activities can be included within the agenda of the Vision 
for Space Exploration.
Your input on the subject of interdisciplinary research focus 
areas supporting the Vision for Space Exploration would be 
most helpful if they are received by Friday, December 10, 2004.  
Your input, in the form of a white paper of 2 pages or less, 
should be sent to  the address below.  It would also be helpful 
if you send an electronic copy of your white paper to the e-mail 
address given below.
Thank you for your interest in NASA's science and exploration 
Dr. Ghassem Asrar
Chief Exploration Scientist and
Deputy Associate Administrator
Science Mission Directorate
Address for hard-copy submission of white papers:
Dr. Ghassem Asrar
"Exploration Science White Papers"
Science Mission Directorate
Suite 5E39-A
NASA Headquarters
Washington, DC 20546-0001
Address for electronic submission of white papers:
Subject line: "Exploration Science White Papers"
This letter is available online [PDF] at:
DPS/AAS membership renewals were mailed out by the AAS in early 
October. If you have not received yours by now, please contact 
the AAS at to request a copy.
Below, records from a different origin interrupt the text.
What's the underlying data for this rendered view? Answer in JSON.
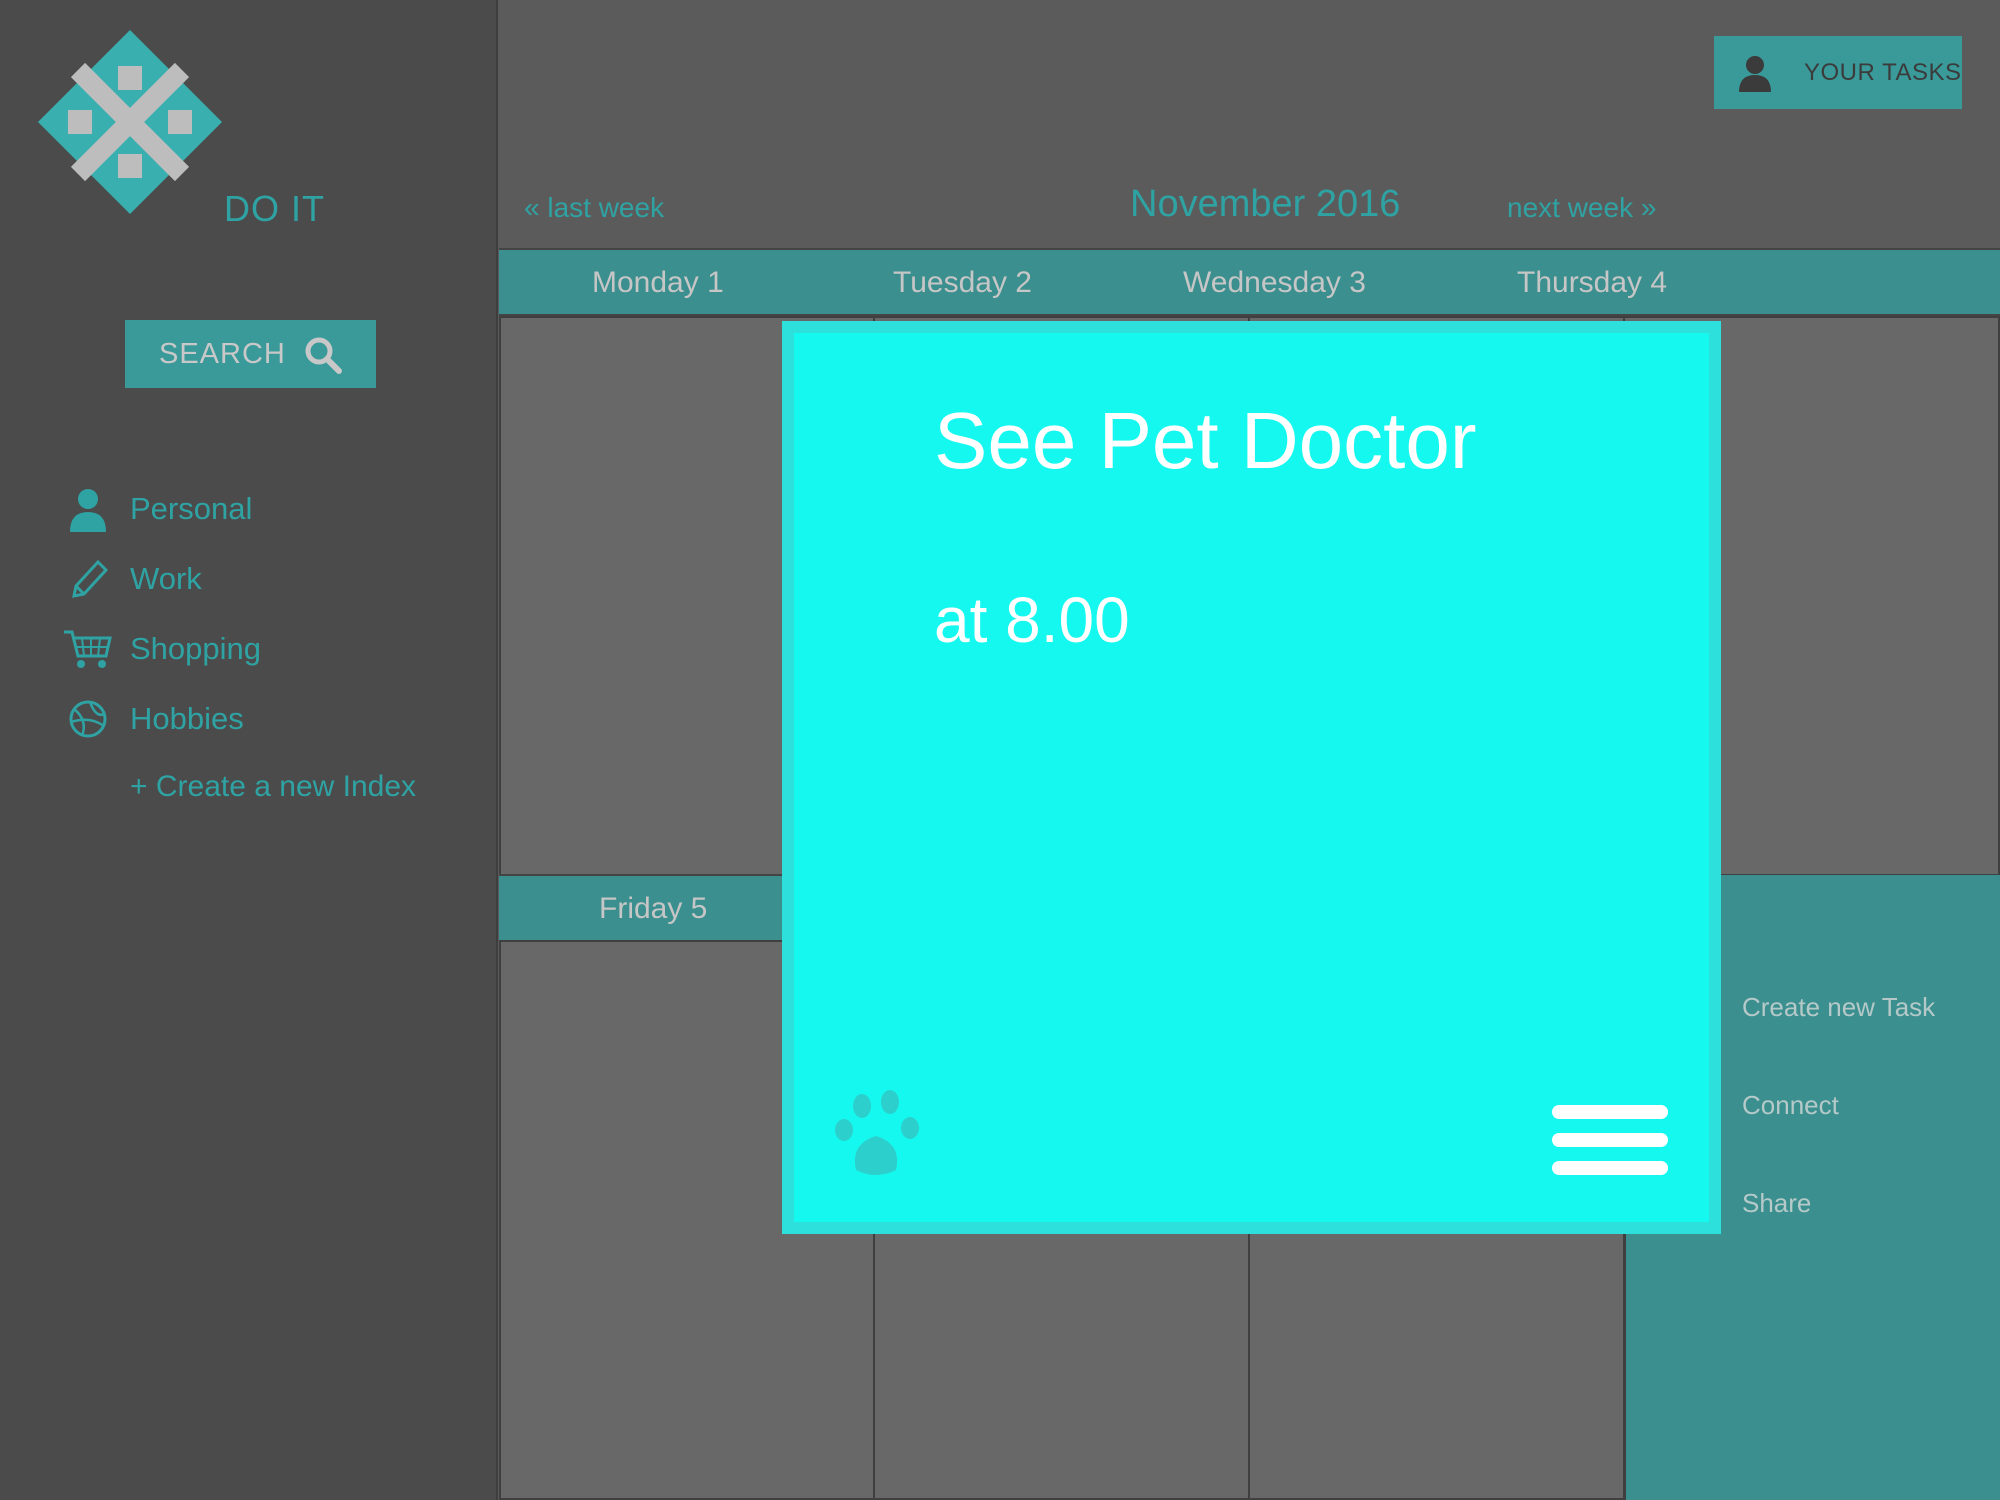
{
  "app": {
    "name": "DO IT",
    "logo_icon": "diamond-logo-icon"
  },
  "search": {
    "label": "SEARCH",
    "icon": "search-icon"
  },
  "sidebar": {
    "items": [
      {
        "label": "Personal",
        "icon": "person-icon"
      },
      {
        "label": "Work",
        "icon": "pencil-icon"
      },
      {
        "label": "Shopping",
        "icon": "cart-icon"
      },
      {
        "label": "Hobbies",
        "icon": "ball-icon"
      }
    ],
    "create_index": "+ Create a new Index"
  },
  "header": {
    "your_tasks": "YOUR TASKS",
    "your_tasks_icon": "person-icon"
  },
  "calendar": {
    "prev": "« last week",
    "next": "next week »",
    "month": "November 2016",
    "days": [
      "Monday 1",
      "Tuesday 2",
      "Wednesday 3",
      "Thursday 4",
      "Friday 5"
    ]
  },
  "side_menu": {
    "items": [
      "Create new Task",
      "Connect",
      "Share"
    ]
  },
  "modal": {
    "title": "See Pet Doctor",
    "time": "at 8.00",
    "category_icon": "paw-icon",
    "menu_icon": "hamburger-menu-icon"
  },
  "colors": {
    "accent": "#2fa3a3",
    "bar": "#3b8f8f",
    "modal": "#15f8ef",
    "sidebar_bg": "#4b4b4b",
    "main_bg": "#5b5b5b",
    "cell_bg": "#686868"
  }
}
Please note 
that renewals also allow the opportunity for members to make a 
donation to the Division if desired.
At the 2004 DPS business meeting, Andy Rivkin was elected to 
the Nominating Subcommittee.  The other members are 
Rosaly Lopes-Gautier and S. J. (Bobby) Bus (chair).  More 
information about the work of the subcommittee is available on 
the DPS web page:
Suggestions for nominees for the 2005 elections can be sent to 
Bobby at
The current Prize Subcommittee consists of William Cochran (chair), 
Reta Beebe, Heidi Hammel, M. A. Barucci, and Glen Stewart. 
Suggestions for nominees for the Urey, Kuiper, Masursky, and 
Sagan prizes can be sent to Bill at  
The deadline for nominations for 2005 will be 1 March.
The special subscription rate of $99 for DPS Members will continue 
for 2005.  This rate includes both online and print editions.  
The order form is available on the DPS website at
I will be out of the country from November 22 until December 6, and 
so there will be no regular enews sent out during that time.  
Please do not send items until December 6.  Should a timely notice 
to the community become necessary, it may be sent to 
Vice-Chair Richard French at
Linda French Emmons, DPS Secretary
send submissions to 
Submissions should be in text format (no attachments, please).